One fine, convenient day, close your laptop, shut down your monitor, mute your smartphone and slip it into a pocket, and go visit an art museum. Once inside, skip the bookstore, shun the gift shop, and eschew any special exhibitions of Blockbuster Anything or Super Duper Famous Artist retrospectives. Instead, find the painting galleries in the permanent collection and wander around until you find a nice piece that particularly interests you—preferably one with a bench commodiously arranged before it—and sit down. Just exactly what kind, vintage, or style of painting is entirely up to you.
The point is to experience an object in real time—in the flesh, as it were—unmediated by the lacquered page of a book or the reflections on a computer screen. An object which has been created out of canvas, and wood, and paint, and whatever else the artist chose to incorporate for the express purpose of being looked at in itself, as an object: here and now.

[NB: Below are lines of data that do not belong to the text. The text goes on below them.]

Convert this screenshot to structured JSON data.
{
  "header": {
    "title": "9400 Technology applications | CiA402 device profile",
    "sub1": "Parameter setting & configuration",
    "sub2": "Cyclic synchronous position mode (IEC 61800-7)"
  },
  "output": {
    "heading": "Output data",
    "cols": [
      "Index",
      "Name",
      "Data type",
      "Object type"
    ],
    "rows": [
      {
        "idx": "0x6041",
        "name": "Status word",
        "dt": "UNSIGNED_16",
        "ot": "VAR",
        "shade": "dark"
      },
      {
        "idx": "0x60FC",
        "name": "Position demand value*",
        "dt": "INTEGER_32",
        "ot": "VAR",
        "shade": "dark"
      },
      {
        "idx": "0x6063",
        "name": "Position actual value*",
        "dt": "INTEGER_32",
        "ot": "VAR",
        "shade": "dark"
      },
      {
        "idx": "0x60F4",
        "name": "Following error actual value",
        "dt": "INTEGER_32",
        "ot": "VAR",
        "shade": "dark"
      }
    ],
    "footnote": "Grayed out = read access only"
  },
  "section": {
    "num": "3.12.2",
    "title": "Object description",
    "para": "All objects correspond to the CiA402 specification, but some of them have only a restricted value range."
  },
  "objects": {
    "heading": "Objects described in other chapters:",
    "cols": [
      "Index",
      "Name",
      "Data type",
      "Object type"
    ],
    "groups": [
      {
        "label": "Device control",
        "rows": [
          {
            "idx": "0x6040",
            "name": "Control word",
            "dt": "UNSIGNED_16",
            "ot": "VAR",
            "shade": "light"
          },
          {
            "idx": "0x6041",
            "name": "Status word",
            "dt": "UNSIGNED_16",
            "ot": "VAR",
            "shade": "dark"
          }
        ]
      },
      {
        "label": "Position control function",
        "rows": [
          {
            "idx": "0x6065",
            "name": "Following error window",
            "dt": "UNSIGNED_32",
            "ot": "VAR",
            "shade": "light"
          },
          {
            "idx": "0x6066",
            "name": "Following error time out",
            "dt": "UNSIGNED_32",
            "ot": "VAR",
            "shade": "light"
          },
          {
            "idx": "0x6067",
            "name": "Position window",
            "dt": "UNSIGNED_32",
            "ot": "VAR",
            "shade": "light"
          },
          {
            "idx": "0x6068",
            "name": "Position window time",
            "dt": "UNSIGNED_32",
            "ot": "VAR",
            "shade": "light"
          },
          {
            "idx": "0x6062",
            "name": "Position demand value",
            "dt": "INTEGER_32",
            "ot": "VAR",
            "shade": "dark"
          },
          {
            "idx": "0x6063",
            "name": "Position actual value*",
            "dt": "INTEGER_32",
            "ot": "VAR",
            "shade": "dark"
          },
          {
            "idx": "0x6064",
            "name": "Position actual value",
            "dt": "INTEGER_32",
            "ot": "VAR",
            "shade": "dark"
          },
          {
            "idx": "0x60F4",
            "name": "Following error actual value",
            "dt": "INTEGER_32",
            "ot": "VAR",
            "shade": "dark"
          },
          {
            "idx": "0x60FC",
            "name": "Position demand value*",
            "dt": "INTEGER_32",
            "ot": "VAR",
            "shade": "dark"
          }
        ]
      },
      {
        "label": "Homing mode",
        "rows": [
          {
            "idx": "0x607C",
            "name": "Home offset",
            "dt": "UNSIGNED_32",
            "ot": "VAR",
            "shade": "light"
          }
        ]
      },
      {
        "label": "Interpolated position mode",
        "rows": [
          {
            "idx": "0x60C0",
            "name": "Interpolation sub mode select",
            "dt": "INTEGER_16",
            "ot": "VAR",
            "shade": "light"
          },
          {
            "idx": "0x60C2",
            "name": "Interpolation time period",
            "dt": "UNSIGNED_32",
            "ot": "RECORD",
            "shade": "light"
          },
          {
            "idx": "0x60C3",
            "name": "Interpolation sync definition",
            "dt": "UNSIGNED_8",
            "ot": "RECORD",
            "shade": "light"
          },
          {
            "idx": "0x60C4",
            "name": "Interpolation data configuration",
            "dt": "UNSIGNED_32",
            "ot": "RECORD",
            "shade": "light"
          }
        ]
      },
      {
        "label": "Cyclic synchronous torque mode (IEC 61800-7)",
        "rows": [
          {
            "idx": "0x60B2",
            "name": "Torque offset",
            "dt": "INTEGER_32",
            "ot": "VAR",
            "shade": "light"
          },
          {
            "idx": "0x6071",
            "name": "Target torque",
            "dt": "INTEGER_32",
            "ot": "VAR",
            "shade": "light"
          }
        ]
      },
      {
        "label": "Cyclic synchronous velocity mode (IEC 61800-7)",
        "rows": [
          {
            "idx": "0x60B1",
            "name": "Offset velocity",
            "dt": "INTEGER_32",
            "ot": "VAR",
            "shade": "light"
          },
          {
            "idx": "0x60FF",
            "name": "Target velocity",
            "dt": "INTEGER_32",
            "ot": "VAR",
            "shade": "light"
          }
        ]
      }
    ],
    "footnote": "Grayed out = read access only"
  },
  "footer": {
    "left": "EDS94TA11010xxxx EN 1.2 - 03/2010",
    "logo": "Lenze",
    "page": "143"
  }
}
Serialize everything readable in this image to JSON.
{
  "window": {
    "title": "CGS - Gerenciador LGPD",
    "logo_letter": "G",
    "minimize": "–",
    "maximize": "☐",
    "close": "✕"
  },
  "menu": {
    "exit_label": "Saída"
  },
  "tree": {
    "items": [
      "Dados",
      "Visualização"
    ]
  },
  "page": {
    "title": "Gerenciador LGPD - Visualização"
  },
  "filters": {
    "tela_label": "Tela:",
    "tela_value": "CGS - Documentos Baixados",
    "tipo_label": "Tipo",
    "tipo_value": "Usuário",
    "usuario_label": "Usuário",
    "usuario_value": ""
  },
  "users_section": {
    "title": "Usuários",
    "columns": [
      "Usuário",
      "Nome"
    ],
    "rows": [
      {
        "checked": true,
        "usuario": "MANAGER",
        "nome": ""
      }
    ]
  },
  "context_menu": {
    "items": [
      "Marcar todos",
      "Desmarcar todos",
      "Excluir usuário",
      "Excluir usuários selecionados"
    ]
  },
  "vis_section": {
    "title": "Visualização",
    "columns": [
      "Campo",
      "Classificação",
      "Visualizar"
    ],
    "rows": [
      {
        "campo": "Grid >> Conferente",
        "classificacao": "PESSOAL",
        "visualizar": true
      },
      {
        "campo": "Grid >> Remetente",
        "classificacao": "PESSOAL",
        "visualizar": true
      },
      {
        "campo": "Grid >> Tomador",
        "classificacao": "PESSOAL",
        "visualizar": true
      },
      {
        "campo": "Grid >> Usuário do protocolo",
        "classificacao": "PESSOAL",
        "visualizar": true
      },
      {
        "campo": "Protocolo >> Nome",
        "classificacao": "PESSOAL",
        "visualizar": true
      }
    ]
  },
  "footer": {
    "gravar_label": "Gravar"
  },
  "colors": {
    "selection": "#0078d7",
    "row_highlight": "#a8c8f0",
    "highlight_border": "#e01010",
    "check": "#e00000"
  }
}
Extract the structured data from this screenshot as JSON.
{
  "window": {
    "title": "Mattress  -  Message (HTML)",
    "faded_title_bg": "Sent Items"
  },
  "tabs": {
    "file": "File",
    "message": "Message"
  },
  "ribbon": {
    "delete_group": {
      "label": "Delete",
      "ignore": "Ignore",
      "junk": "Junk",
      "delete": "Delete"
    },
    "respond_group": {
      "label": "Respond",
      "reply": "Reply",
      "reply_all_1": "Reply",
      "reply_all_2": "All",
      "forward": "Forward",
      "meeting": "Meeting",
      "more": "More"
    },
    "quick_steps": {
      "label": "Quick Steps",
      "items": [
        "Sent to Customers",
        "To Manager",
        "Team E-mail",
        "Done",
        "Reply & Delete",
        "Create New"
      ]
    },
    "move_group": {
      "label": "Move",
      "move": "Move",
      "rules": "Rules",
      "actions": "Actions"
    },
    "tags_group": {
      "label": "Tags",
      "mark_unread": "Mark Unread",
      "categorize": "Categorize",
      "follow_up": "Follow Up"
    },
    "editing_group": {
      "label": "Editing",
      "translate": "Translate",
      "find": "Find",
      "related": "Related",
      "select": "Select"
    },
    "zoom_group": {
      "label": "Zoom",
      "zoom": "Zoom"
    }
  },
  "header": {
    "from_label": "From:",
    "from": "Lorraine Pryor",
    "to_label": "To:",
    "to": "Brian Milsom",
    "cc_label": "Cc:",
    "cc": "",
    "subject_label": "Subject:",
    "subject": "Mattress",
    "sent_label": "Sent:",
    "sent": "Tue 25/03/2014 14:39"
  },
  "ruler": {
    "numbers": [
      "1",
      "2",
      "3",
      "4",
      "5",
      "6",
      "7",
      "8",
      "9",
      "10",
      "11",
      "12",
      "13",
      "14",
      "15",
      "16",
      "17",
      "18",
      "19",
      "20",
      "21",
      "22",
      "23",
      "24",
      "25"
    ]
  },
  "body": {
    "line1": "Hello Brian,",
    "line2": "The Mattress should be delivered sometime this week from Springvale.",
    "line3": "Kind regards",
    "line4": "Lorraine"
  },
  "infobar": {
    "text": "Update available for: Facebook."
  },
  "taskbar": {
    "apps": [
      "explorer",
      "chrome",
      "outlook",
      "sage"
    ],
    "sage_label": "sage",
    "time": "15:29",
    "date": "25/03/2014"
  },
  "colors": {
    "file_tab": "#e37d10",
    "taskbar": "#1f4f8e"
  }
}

Given how much of my personal and professional life is conducted or mediated through the sterile arrangement and rearrangement of glowing pixels on a screen, I find an occasional such exercise to be a refreshing and even reinvigorating way to reconnect with the physical world. You could accomplish the same thing by contemplating a tangerine, or your belly button, I suppose, but I personally tend to find fine art more intrinsically interesting. Plus, there's the advantage that staring for 20 minutes at a painting in a museum will garner you fewer incredulous stares (although not none) than doing the same thing with a piece of fruit in a farmer's market.
I am sure I could draw parallels between my little exercise and others you could perform to pierce the electronic veil before your eyes and reconnect with the world-as-it-is, but I will leave that project for you to contemplate.